Bottom Line: Closer examination revealed that SOCS-3 but not SOCS-1 mRNA levels increase in an RNA- and nuclear factor kappa B (NF-kappaB)-dependent but type I IFN-independent manner early in the viral replication cycle.This direct viral induction of SOCS-3 mRNA and protein expression appears to be relevant for suppression of the antiviral response since in SOCS-3 deficient cells a sustained phosphorylation of STAT1 correlated with elevated expression of type I IFN-dependent genes.The inhibitory effect is at least in part due to the induction of SOCS-3 gene expression, which results in an impaired antiviral response.

View Article: PubMed Central - PubMed

Affiliation: Institute of Molecular Virology (IMV), Centre of Molecular Biology of Inflammation (ZMBE), WWU Muenster, Germany.

ABSTRACT
The type I interferon (IFN) system is a first line of defense against viral infections. Viruses have developed various mechanisms to counteract this response. So far, the interferon antagonistic activity of influenza A viruses was mainly observed on the level of IFNbeta gene induction via action of the viral non-structural protein 1 (NS1). Here we present data indicating that influenza A viruses not only suppress IFNbeta gene induction but also inhibit type I IFN signaling through a mechanism involving induction of the suppressor of cytokine signaling-3 (SOCS-3) protein. Our study was based on the observation that in cells that were infected with influenza A virus and subsequently stimulated with IFNalpha/beta, phosphorylation of the signal transducer and activator of transcription protein 1 (STAT1) was strongly reduced. This impaired STAT1 activation was not due to the action of viral proteins but rather appeared to be induced by accumulation of viral 5' triphosphate RNA in the cell. SOCS proteins are potent endogenous inhibitors of Janus kinase (JAK)/STAT signaling.
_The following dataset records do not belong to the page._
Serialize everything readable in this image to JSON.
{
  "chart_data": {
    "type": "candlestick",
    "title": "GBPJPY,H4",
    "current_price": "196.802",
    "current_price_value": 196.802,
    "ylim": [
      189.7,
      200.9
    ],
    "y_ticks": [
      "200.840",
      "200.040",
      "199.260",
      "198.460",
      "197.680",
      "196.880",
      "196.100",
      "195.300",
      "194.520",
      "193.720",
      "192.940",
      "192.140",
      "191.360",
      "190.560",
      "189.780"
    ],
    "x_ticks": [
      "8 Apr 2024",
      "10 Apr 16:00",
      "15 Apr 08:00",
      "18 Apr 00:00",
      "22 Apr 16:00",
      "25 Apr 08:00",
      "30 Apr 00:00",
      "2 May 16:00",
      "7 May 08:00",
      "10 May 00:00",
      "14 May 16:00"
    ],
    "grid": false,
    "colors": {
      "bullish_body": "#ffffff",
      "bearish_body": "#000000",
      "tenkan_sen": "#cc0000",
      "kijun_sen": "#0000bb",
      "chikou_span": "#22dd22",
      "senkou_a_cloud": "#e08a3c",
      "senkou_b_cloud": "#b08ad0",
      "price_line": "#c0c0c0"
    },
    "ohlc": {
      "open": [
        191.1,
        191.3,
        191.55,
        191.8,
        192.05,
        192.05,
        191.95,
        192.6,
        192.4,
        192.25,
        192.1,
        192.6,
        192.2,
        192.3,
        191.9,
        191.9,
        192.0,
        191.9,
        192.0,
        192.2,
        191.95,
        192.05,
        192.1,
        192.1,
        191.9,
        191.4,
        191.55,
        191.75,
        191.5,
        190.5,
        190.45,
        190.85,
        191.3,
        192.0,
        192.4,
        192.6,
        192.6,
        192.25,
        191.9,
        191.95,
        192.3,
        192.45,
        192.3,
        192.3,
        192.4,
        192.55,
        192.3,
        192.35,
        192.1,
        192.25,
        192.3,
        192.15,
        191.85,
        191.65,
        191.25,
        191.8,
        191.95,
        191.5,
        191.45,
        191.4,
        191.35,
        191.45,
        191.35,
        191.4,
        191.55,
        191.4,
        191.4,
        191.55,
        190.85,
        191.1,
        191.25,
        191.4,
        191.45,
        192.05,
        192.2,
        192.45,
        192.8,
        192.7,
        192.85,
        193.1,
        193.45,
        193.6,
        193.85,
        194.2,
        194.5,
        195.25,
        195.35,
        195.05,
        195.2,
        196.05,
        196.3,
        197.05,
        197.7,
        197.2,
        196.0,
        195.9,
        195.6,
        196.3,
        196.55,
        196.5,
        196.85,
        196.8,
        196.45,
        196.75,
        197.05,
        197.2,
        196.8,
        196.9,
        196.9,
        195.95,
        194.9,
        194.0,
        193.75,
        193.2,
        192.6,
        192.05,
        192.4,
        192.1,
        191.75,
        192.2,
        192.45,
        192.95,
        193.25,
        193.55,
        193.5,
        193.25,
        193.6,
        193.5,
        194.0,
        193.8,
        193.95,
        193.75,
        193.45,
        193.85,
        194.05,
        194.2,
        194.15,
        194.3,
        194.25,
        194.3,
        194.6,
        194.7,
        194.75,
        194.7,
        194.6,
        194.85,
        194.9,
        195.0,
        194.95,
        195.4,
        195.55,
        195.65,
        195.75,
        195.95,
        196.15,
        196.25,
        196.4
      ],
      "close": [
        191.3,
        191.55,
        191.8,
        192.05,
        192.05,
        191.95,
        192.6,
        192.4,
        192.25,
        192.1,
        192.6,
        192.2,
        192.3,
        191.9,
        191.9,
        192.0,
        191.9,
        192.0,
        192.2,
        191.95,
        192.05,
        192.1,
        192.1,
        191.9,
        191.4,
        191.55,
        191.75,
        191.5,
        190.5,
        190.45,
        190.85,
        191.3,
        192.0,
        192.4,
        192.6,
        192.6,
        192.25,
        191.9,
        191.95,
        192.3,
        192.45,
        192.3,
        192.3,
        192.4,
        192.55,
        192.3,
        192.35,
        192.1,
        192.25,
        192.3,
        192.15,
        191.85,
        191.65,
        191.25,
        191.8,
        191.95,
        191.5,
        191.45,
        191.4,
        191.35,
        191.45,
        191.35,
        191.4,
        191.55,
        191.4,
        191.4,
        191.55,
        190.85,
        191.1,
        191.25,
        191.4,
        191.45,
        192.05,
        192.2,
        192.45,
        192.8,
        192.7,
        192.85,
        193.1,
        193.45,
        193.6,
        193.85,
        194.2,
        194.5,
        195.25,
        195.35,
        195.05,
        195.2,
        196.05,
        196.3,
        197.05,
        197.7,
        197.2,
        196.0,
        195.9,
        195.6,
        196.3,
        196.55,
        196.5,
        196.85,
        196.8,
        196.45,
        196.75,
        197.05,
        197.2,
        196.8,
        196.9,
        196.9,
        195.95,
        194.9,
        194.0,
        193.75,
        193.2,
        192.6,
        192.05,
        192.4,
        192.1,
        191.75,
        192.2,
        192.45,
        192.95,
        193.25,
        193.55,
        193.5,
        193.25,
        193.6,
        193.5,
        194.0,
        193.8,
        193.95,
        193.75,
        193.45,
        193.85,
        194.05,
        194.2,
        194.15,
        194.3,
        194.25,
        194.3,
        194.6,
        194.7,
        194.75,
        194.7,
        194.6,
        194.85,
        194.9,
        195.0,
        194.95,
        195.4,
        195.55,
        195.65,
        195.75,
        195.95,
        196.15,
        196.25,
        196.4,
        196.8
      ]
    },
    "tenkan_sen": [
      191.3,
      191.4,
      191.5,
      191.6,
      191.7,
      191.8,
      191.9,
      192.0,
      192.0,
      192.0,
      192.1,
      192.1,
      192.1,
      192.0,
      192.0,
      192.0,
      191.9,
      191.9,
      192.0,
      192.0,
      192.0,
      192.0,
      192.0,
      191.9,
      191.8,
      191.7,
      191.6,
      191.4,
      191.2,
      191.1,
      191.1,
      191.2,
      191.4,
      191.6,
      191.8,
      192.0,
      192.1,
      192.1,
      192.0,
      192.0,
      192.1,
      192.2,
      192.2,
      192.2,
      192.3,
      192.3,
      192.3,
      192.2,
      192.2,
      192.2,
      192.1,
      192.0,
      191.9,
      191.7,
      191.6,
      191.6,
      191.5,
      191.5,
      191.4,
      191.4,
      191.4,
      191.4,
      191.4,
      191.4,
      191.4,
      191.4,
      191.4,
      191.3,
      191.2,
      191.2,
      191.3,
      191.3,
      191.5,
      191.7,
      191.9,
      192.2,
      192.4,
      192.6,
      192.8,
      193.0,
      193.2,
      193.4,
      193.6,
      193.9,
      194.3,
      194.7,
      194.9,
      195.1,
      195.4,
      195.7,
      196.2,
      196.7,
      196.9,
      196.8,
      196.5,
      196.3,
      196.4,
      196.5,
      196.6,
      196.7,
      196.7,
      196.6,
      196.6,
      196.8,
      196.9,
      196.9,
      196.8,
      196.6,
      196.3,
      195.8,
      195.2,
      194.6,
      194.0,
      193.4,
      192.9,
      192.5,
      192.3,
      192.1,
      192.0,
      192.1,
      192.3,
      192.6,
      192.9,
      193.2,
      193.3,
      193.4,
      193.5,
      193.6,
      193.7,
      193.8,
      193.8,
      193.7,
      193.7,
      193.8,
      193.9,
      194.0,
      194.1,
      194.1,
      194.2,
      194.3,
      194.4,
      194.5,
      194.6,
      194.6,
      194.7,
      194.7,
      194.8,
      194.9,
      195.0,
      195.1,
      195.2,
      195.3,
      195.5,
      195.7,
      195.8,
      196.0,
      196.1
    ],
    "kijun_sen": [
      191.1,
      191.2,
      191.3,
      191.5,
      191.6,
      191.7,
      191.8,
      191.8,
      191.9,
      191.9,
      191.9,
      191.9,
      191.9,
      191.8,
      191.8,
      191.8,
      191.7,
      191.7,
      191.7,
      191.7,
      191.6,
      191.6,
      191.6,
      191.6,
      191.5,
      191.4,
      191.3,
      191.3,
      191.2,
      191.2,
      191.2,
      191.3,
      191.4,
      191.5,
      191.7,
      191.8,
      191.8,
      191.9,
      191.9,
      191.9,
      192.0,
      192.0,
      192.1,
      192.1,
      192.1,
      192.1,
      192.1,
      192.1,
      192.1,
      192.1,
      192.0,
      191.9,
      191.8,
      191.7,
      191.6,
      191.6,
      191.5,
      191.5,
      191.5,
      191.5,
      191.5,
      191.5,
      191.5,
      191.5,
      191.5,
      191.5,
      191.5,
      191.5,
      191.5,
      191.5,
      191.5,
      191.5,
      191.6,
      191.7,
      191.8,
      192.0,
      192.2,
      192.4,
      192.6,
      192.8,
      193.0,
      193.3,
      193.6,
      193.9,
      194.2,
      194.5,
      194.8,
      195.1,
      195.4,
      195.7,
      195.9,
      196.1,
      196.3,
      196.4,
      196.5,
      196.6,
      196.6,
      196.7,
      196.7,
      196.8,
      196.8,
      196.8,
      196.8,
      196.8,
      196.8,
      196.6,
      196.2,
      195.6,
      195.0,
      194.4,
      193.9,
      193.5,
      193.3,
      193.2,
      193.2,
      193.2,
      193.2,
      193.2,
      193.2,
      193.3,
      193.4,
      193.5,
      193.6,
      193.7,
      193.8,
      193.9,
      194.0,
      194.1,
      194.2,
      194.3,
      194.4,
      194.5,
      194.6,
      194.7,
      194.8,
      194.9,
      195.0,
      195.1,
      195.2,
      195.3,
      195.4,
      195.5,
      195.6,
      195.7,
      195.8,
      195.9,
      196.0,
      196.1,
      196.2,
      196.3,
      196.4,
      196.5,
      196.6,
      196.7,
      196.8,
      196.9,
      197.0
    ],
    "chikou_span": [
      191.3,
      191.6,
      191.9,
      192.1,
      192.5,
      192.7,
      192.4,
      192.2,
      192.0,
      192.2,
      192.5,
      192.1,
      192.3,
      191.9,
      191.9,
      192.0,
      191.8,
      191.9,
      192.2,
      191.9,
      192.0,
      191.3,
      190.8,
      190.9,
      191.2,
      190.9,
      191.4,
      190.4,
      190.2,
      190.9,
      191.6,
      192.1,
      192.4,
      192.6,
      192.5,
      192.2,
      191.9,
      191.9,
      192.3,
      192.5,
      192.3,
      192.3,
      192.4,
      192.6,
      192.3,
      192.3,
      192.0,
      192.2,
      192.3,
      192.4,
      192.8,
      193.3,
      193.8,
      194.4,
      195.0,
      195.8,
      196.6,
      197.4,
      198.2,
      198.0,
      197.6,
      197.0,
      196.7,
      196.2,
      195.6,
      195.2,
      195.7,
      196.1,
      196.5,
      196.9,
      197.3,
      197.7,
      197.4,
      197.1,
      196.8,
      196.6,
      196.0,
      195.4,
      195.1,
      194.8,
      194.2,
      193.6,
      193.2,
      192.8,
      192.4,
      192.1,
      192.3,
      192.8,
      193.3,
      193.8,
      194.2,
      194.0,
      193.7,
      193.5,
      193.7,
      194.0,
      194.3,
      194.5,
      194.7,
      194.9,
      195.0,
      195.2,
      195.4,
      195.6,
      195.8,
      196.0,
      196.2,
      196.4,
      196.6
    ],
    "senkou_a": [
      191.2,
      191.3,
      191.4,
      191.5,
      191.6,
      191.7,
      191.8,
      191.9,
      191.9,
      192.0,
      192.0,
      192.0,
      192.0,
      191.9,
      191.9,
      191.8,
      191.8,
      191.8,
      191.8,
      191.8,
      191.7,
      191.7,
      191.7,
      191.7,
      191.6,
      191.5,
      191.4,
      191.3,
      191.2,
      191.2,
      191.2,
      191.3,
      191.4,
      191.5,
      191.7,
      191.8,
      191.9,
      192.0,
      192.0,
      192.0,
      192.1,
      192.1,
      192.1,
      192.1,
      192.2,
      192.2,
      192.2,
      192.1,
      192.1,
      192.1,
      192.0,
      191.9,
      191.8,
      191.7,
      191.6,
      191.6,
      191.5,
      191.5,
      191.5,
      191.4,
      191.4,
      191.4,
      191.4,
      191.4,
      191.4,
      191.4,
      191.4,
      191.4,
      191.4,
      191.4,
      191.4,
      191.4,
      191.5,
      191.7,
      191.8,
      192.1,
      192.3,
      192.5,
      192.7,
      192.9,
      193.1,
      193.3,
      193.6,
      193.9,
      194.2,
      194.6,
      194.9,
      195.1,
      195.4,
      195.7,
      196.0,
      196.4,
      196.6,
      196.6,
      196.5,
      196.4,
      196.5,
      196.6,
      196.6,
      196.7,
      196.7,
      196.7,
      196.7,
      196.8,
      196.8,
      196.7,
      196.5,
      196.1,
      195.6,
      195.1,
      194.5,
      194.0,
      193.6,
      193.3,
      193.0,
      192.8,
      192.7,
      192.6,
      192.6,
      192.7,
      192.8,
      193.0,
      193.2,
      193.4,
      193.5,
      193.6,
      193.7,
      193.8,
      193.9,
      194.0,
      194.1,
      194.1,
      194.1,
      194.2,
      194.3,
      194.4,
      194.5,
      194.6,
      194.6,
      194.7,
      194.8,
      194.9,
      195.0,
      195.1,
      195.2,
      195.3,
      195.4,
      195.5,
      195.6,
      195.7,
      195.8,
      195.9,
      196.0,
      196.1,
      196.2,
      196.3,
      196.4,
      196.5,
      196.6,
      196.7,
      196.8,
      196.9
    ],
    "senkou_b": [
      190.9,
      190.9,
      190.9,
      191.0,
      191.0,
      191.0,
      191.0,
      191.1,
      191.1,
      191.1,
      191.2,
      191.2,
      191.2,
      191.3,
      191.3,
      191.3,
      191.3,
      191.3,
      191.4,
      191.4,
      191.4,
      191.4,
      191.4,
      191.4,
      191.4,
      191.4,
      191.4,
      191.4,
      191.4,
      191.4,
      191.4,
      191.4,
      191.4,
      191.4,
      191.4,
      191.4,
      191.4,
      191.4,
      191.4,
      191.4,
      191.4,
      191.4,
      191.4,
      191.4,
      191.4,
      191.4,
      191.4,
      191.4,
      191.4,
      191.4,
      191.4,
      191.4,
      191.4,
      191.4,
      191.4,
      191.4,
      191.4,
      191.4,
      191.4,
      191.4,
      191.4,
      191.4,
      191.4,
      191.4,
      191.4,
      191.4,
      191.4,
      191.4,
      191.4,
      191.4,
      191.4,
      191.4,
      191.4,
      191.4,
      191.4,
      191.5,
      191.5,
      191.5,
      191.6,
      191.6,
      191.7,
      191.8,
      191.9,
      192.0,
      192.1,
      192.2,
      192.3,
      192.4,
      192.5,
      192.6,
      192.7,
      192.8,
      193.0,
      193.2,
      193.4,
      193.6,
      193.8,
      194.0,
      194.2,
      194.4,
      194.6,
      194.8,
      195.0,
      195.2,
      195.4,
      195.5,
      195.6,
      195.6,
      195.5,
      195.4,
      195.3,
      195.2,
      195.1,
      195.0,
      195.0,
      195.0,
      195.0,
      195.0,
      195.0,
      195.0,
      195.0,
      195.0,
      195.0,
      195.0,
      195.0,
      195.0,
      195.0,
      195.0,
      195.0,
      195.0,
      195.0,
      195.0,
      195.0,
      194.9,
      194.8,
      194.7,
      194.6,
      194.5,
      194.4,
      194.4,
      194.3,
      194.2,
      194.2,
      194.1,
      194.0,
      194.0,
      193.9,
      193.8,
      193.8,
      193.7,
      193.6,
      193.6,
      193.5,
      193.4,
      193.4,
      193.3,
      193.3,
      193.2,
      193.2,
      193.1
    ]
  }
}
Closer examination revealed that SOCS-3 but not SOCS-1 mRNA levels increase in an RNA- and nuclear factor kappa B (NF-kappaB)-dependent but type I IFN-independent manner early in the viral replication cycle. This direct viral induction of SOCS-3 mRNA and protein expression appears to be relevant for suppression of the antiviral response since in SOCS-3 deficient cells a sustained phosphorylation of STAT1 correlated with elevated expression of type I IFN-dependent genes. As a consequence, progeny virus titers were reduced in SOCS-3 deficient cells or in cells were SOCS-3 expression was knocked-down by siRNA. These data provide the first evidence that influenza A viruses suppress type I IFN signaling on the level of JAK/STAT activation. The inhibitory effect is at least in part due to the induction of SOCS-3 gene expression, which results in an impaired antiviral response.

Show MeSH
Related in: MedlinePlus